> EXERCISE DIRECTIONS
Each entry below should be written out exactly as it is, with no pictures.

##### RECORD SET #####

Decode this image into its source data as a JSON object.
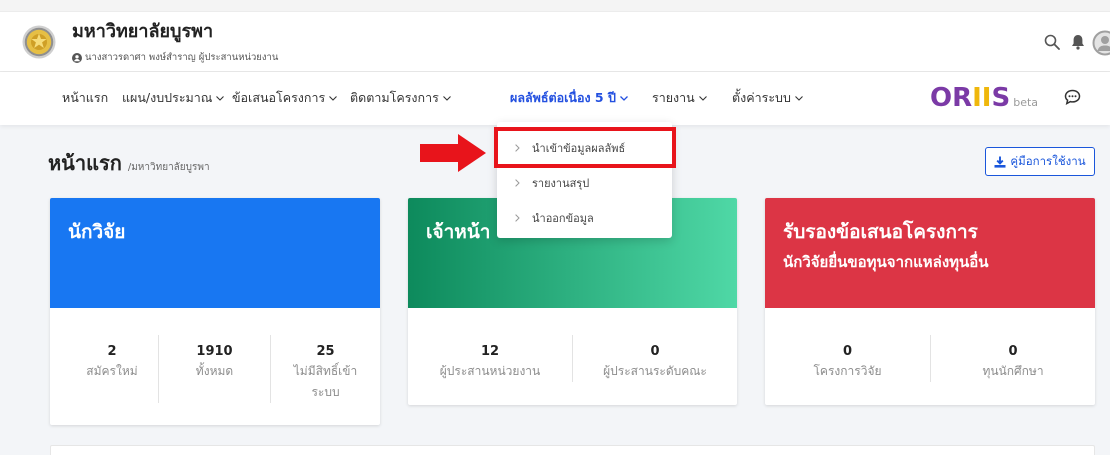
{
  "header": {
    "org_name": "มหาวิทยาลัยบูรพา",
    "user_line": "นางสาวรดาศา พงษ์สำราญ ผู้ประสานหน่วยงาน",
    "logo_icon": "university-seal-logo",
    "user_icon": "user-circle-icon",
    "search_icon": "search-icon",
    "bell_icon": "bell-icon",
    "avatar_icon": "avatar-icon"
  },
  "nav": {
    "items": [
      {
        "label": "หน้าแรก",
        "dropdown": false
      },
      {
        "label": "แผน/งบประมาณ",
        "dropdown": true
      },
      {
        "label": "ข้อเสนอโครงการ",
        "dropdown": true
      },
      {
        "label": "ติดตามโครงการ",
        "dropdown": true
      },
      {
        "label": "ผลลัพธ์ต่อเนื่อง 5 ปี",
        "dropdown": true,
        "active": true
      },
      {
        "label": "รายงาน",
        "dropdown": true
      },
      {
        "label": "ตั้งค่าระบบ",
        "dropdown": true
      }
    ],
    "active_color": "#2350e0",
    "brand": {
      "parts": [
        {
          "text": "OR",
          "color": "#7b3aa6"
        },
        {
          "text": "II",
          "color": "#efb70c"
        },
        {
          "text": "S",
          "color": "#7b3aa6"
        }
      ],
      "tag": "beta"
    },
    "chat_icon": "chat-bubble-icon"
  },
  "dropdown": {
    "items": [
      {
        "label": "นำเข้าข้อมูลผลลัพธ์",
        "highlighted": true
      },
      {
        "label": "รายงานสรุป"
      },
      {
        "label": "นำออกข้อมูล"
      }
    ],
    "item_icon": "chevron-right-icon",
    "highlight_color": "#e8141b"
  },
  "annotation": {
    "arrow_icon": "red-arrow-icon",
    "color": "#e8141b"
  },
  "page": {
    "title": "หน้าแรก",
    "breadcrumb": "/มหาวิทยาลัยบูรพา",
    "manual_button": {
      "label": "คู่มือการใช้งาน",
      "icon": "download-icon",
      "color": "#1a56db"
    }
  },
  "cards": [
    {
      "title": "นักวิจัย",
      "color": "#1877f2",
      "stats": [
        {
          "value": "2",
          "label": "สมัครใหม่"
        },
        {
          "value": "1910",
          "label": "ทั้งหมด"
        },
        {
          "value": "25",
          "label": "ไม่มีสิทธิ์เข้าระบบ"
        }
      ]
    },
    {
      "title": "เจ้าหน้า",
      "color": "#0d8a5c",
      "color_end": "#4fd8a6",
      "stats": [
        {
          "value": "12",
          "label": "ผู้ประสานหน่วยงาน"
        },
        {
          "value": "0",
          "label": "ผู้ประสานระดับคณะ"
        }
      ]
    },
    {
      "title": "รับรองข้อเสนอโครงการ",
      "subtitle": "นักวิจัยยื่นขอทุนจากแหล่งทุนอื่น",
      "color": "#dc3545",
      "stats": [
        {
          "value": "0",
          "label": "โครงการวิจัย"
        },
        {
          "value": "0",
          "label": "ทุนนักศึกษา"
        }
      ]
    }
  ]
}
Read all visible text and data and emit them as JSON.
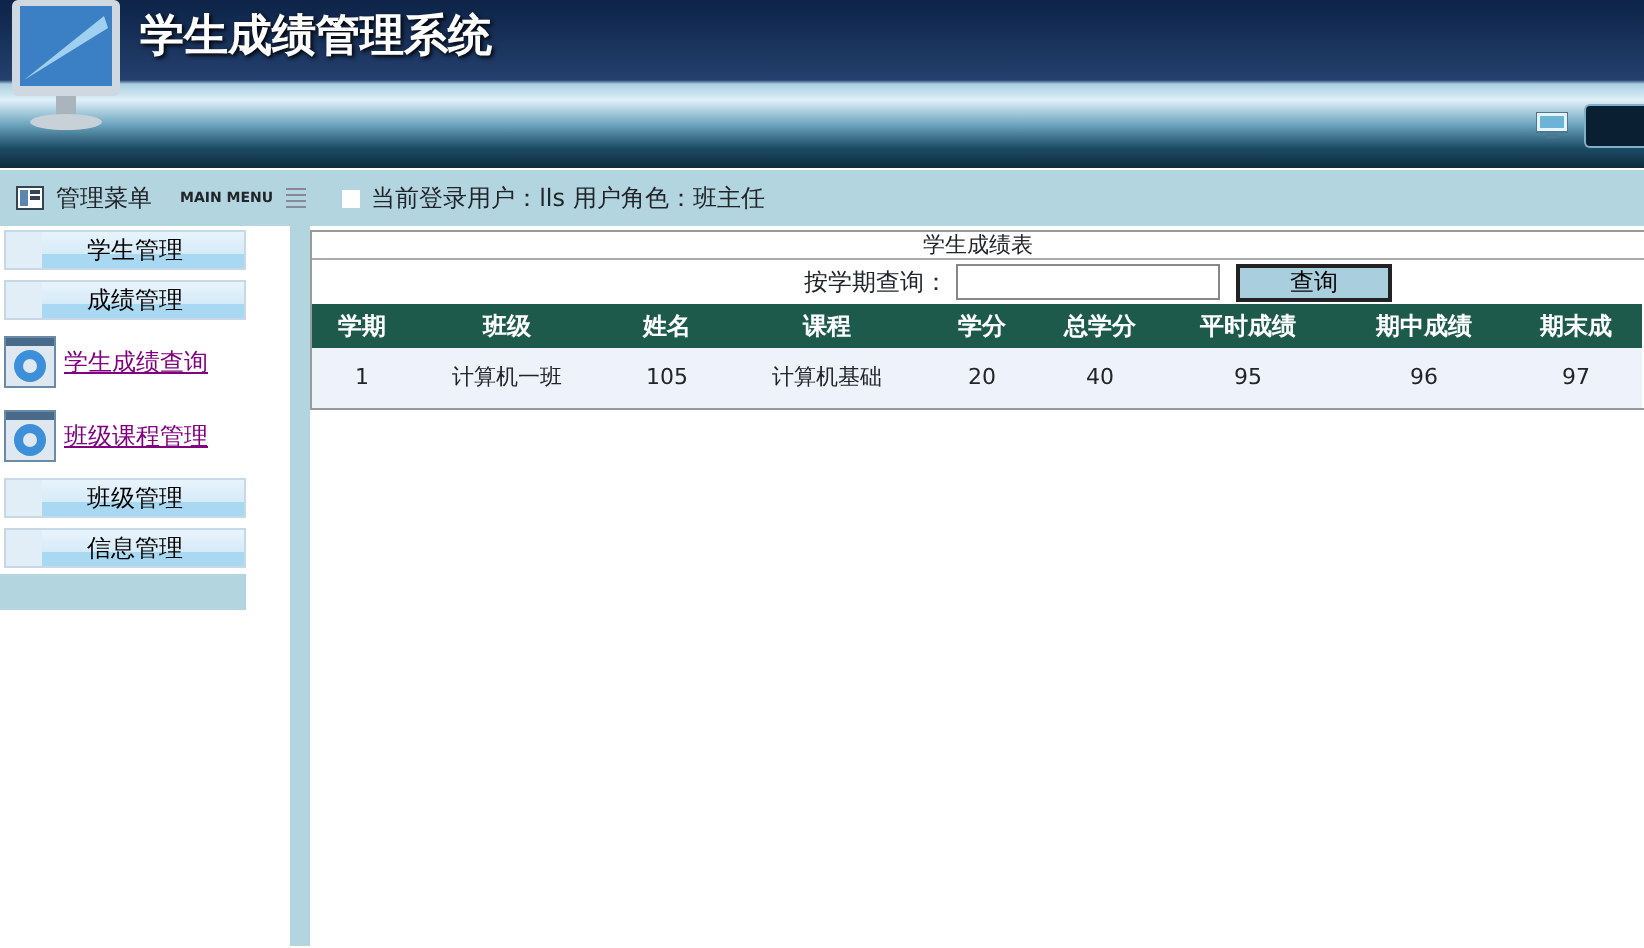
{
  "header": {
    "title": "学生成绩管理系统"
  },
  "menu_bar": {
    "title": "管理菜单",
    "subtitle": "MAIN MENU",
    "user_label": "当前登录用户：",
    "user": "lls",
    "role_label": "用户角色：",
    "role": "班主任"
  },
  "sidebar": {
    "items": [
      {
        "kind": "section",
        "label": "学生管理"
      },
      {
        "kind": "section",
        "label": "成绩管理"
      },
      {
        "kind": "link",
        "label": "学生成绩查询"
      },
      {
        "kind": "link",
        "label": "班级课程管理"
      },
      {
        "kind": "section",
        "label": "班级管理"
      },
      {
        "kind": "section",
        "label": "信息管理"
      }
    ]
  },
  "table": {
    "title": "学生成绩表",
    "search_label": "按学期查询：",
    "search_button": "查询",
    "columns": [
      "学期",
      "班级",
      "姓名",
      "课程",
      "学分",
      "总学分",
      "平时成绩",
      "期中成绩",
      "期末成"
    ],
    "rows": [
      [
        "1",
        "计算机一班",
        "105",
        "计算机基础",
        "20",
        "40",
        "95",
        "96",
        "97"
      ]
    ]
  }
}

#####

> PROBLEM SOLUTION
Decode this image into its source data as a JSON object.
{
  "header": {
    "org_name": "มหาวิทยาลัยบูรพา",
    "user_line": "นางสาวรดาศา พงษ์สำราญ ผู้ประสานหน่วยงาน",
    "logo_icon": "university-seal-logo",
    "user_icon": "user-circle-icon",
    "search_icon": "search-icon",
    "bell_icon": "bell-icon",
    "avatar_icon": "avatar-icon"
  },
  "nav": {
    "items": [
      {
        "label": "หน้าแรก",
        "dropdown": false
      },
      {
        "label": "แผน/งบประมาณ",
        "dropdown": true
      },
      {
        "label": "ข้อเสนอโครงการ",
        "dropdown": true
      },
      {
        "label": "ติดตามโครงการ",
        "dropdown": true
      },
      {
        "label": "ผลลัพธ์ต่อเนื่อง 5 ปี",
        "dropdown": true,
        "active": true
      },
      {
        "label": "รายงาน",
        "dropdown": true
      },
      {
        "label": "ตั้งค่าระบบ",
        "dropdown": true
      }
    ],
    "active_color": "#2350e0",
    "brand": {
      "parts": [
        {
          "text": "OR",
          "color": "#7b3aa6"
        },
        {
          "text": "II",
          "color": "#efb70c"
        },
        {
          "text": "S",
          "color": "#7b3aa6"
        }
      ],
      "tag": "beta"
    },
    "chat_icon": "chat-bubble-icon"
  },
  "dropdown": {
    "items": [
      {
        "label": "นำเข้าข้อมูลผลลัพธ์",
        "highlighted": true
      },
      {
        "label": "รายงานสรุป"
      },
      {
        "label": "นำออกข้อมูล"
      }
    ],
    "item_icon": "chevron-right-icon",
    "highlight_color": "#e8141b"
  },
  "annotation": {
    "arrow_icon": "red-arrow-icon",
    "color": "#e8141b"
  },
  "page": {
    "title": "หน้าแรก",
    "breadcrumb": "/มหาวิทยาลัยบูรพา",
    "manual_button": {
      "label": "คู่มือการใช้งาน",
      "icon": "download-icon",
      "color": "#1a56db"
    }
  },
  "cards": [
    {
      "title": "นักวิจัย",
      "color": "#1877f2",
      "stats": [
        {
          "value": "2",
          "label": "สมัครใหม่"
        },
        {
          "value": "1910",
          "label": "ทั้งหมด"
        },
        {
          "value": "25",
          "label": "ไม่มีสิทธิ์เข้าระบบ"
        }
      ]
    },
    {
      "title": "เจ้าหน้า",
      "color": "#0d8a5c",
      "color_end": "#4fd8a6",
      "stats": [
        {
          "value": "12",
          "label": "ผู้ประสานหน่วยงาน"
        },
        {
          "value": "0",
          "label": "ผู้ประสานระดับคณะ"
        }
      ]
    },
    {
      "title": "รับรองข้อเสนอโครงการ",
      "subtitle": "นักวิจัยยื่นขอทุนจากแหล่งทุนอื่น",
      "color": "#dc3545",
      "stats": [
        {
          "value": "0",
          "label": "โครงการวิจัย"
        },
        {
          "value": "0",
          "label": "ทุนนักศึกษา"
        }
      ]
    }
  ]
}
Read all visible text and data and emit them as JSON.
{
  "header": {
    "title": "学生成绩管理系统"
  },
  "menu_bar": {
    "title": "管理菜单",
    "subtitle": "MAIN MENU",
    "user_label": "当前登录用户：",
    "user": "lls",
    "role_label": "用户角色：",
    "role": "班主任"
  },
  "sidebar": {
    "items": [
      {
        "kind": "section",
        "label": "学生管理"
      },
      {
        "kind": "section",
        "label": "成绩管理"
      },
      {
        "kind": "link",
        "label": "学生成绩查询"
      },
      {
        "kind": "link",
        "label": "班级课程管理"
      },
      {
        "kind": "section",
        "label": "班级管理"
      },
      {
        "kind": "section",
        "label": "信息管理"
      }
    ]
  },
  "table": {
    "title": "学生成绩表",
    "search_label": "按学期查询：",
    "search_button": "查询",
    "columns": [
      "学期",
      "班级",
      "姓名",
      "课程",
      "学分",
      "总学分",
      "平时成绩",
      "期中成绩",
      "期末成"
    ],
    "rows": [
      [
        "1",
        "计算机一班",
        "105",
        "计算机基础",
        "20",
        "40",
        "95",
        "96",
        "97"
      ]
    ]
  }
}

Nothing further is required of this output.